AVAILABLE DATA ::

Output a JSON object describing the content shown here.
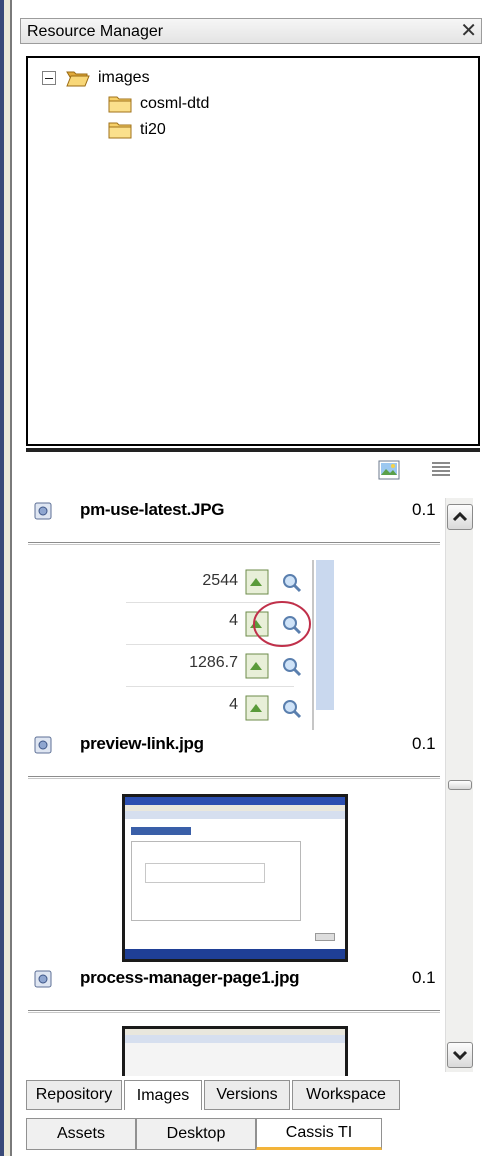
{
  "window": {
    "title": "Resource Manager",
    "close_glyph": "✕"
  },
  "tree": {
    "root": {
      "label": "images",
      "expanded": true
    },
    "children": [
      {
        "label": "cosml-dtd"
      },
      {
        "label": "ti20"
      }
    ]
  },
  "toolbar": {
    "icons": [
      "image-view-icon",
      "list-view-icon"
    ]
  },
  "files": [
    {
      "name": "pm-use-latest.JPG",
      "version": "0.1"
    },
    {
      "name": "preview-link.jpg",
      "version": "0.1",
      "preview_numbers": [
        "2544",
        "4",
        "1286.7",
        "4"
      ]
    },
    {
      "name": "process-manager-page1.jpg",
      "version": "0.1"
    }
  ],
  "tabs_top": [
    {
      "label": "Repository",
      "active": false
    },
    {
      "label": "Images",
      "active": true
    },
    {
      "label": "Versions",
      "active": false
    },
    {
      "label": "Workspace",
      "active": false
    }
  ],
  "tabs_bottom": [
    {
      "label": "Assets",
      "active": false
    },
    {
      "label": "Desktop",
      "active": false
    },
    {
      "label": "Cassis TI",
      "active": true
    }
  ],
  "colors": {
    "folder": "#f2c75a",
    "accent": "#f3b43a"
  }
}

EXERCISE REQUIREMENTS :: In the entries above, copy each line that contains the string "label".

RESPONSE BELOW ::
      "label": "images",
        "label": "cosml-dtd"
        "label": "ti20"
      "label": "Repository",
      "label": "Images",
      "label": "Versions",
      "label": "Workspace",
      "label": "Assets",
      "label": "Desktop",
      "label": "Cassis TI",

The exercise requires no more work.